### Assignment
Print the data once more, exactly as supplied.

[Entries from a dataset of interfaces]
○ ○ ○ ○ ○ ○ ○

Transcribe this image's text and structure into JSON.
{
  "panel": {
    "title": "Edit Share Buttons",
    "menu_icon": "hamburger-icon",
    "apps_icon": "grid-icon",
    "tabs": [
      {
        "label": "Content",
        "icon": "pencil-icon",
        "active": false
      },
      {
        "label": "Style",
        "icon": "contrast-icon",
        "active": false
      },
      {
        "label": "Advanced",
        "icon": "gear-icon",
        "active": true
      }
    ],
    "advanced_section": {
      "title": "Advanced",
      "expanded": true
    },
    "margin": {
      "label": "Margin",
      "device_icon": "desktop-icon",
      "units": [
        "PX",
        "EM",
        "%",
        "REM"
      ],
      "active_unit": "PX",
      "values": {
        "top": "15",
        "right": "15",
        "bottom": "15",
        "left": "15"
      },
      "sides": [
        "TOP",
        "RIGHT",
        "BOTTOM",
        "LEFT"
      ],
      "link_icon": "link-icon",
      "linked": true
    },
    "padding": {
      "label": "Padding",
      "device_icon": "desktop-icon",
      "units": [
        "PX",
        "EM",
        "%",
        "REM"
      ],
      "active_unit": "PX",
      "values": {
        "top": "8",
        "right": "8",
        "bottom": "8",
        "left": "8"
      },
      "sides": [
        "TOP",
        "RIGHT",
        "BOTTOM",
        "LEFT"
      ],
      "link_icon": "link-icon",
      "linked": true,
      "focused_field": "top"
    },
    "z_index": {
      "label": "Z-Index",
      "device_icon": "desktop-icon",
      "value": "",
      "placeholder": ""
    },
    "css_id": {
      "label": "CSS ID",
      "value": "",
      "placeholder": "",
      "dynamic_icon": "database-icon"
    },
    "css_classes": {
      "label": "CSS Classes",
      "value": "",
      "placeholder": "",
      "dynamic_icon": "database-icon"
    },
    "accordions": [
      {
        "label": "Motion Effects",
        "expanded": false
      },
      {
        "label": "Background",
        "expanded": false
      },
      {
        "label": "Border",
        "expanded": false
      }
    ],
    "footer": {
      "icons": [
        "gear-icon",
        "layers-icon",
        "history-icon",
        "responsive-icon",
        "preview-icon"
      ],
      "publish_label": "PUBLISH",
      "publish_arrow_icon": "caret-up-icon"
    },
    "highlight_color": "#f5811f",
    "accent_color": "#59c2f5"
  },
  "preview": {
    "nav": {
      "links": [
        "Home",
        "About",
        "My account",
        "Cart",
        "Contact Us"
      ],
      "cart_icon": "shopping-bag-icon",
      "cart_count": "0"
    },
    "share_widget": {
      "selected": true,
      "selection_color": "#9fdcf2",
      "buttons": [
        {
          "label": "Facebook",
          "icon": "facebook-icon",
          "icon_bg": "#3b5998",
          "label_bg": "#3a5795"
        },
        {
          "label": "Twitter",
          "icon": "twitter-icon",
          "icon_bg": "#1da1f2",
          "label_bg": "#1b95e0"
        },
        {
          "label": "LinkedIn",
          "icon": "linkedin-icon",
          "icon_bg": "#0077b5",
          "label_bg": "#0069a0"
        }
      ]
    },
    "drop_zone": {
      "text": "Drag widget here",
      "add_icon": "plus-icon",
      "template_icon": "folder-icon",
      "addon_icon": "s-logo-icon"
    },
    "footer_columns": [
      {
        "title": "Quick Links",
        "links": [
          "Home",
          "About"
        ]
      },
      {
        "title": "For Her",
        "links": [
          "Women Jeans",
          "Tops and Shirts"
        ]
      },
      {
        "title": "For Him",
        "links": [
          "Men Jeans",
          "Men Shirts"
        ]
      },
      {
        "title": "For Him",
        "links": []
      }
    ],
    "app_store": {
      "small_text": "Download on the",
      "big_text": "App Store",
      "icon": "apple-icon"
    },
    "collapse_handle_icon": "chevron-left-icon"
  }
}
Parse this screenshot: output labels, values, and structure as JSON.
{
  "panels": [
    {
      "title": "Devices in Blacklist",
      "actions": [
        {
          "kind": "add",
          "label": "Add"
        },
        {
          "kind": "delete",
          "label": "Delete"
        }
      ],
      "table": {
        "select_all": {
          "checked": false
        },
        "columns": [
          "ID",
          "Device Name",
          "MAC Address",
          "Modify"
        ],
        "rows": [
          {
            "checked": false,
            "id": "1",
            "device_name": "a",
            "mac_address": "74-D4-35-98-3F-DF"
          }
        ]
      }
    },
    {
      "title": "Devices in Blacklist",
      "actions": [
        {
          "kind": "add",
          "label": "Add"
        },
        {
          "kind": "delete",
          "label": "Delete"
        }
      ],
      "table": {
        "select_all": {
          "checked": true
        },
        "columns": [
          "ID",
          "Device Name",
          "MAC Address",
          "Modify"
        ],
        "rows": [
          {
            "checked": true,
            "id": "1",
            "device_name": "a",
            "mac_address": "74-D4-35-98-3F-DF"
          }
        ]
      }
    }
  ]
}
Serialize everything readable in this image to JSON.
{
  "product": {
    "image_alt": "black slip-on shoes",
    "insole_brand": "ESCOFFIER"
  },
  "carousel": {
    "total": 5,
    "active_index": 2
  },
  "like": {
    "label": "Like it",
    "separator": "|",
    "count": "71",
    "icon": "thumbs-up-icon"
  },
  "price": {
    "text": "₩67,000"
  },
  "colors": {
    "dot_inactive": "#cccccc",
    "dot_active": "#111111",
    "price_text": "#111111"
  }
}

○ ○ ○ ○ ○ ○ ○

### Exercise answer
Transcribe this image's text and structure into JSON.
{
  "panel": {
    "title": "Edit Share Buttons",
    "menu_icon": "hamburger-icon",
    "apps_icon": "grid-icon",
    "tabs": [
      {
        "label": "Content",
        "icon": "pencil-icon",
        "active": false
      },
      {
        "label": "Style",
        "icon": "contrast-icon",
        "active": false
      },
      {
        "label": "Advanced",
        "icon": "gear-icon",
        "active": true
      }
    ],
    "advanced_section": {
      "title": "Advanced",
      "expanded": true
    },
    "margin": {
      "label": "Margin",
      "device_icon": "desktop-icon",
      "units": [
        "PX",
        "EM",
        "%",
        "REM"
      ],
      "active_unit": "PX",
      "values": {
        "top": "15",
        "right": "15",
        "bottom": "15",
        "left": "15"
      },
      "sides": [
        "TOP",
        "RIGHT",
        "BOTTOM",
        "LEFT"
      ],
      "link_icon": "link-icon",
      "linked": true
    },
    "padding": {
      "label": "Padding",
      "device_icon": "desktop-icon",
      "units": [
        "PX",
        "EM",
        "%",
        "REM"
      ],
      "active_unit": "PX",
      "values": {
        "top": "8",
        "right": "8",
        "bottom": "8",
        "left": "8"
      },
      "sides": [
        "TOP",
        "RIGHT",
        "BOTTOM",
        "LEFT"
      ],
      "link_icon": "link-icon",
      "linked": true,
      "focused_field": "top"
    },
    "z_index": {
      "label": "Z-Index",
      "device_icon": "desktop-icon",
      "value": "",
      "placeholder": ""
    },
    "css_id": {
      "label": "CSS ID",
      "value": "",
      "placeholder": "",
      "dynamic_icon": "database-icon"
    },
    "css_classes": {
      "label": "CSS Classes",
      "value": "",
      "placeholder": "",
      "dynamic_icon": "database-icon"
    },
    "accordions": [
      {
        "label": "Motion Effects",
        "expanded": false
      },
      {
        "label": "Background",
        "expanded": false
      },
      {
        "label": "Border",
        "expanded": false
      }
    ],
    "footer": {
      "icons": [
        "gear-icon",
        "layers-icon",
        "history-icon",
        "responsive-icon",
        "preview-icon"
      ],
      "publish_label": "PUBLISH",
      "publish_arrow_icon": "caret-up-icon"
    },
    "highlight_color": "#f5811f",
    "accent_color": "#59c2f5"
  },
  "preview": {
    "nav": {
      "links": [
        "Home",
        "About",
        "My account",
        "Cart",
        "Contact Us"
      ],
      "cart_icon": "shopping-bag-icon",
      "cart_count": "0"
    },
    "share_widget": {
      "selected": true,
      "selection_color": "#9fdcf2",
      "buttons": [
        {
          "label": "Facebook",
          "icon": "facebook-icon",
          "icon_bg": "#3b5998",
          "label_bg": "#3a5795"
        },
        {
          "label": "Twitter",
          "icon": "twitter-icon",
          "icon_bg": "#1da1f2",
          "label_bg": "#1b95e0"
        },
        {
          "label": "LinkedIn",
          "icon": "linkedin-icon",
          "icon_bg": "#0077b5",
          "label_bg": "#0069a0"
        }
      ]
    },
    "drop_zone": {
      "text": "Drag widget here",
      "add_icon": "plus-icon",
      "template_icon": "folder-icon",
      "addon_icon": "s-logo-icon"
    },
    "footer_columns": [
      {
        "title": "Quick Links",
        "links": [
          "Home",
          "About"
        ]
      },
      {
        "title": "For Her",
        "links": [
          "Women Jeans",
          "Tops and Shirts"
        ]
      },
      {
        "title": "For Him",
        "links": [
          "Men Jeans",
          "Men Shirts"
        ]
      },
      {
        "title": "For Him",
        "links": []
      }
    ],
    "app_store": {
      "small_text": "Download on the",
      "big_text": "App Store",
      "icon": "apple-icon"
    },
    "collapse_handle_icon": "chevron-left-icon"
  }
}
Parse this screenshot: output labels, values, and structure as JSON.
{
  "panels": [
    {
      "title": "Devices in Blacklist",
      "actions": [
        {
          "kind": "add",
          "label": "Add"
        },
        {
          "kind": "delete",
          "label": "Delete"
        }
      ],
      "table": {
        "select_all": {
          "checked": false
        },
        "columns": [
          "ID",
          "Device Name",
          "MAC Address",
          "Modify"
        ],
        "rows": [
          {
            "checked": false,
            "id": "1",
            "device_name": "a",
            "mac_address": "74-D4-35-98-3F-DF"
          }
        ]
      }
    },
    {
      "title": "Devices in Blacklist",
      "actions": [
        {
          "kind": "add",
          "label": "Add"
        },
        {
          "kind": "delete",
          "label": "Delete"
        }
      ],
      "table": {
        "select_all": {
          "checked": true
        },
        "columns": [
          "ID",
          "Device Name",
          "MAC Address",
          "Modify"
        ],
        "rows": [
          {
            "checked": true,
            "id": "1",
            "device_name": "a",
            "mac_address": "74-D4-35-98-3F-DF"
          }
        ]
      }
    }
  ]
}
Serialize everything readable in this image to JSON.
{
  "product": {
    "image_alt": "black slip-on shoes",
    "insole_brand": "ESCOFFIER"
  },
  "carousel": {
    "total": 5,
    "active_index": 2
  },
  "like": {
    "label": "Like it",
    "separator": "|",
    "count": "71",
    "icon": "thumbs-up-icon"
  },
  "price": {
    "text": "₩67,000"
  },
  "colors": {
    "dot_inactive": "#cccccc",
    "dot_active": "#111111",
    "price_text": "#111111"
  }
}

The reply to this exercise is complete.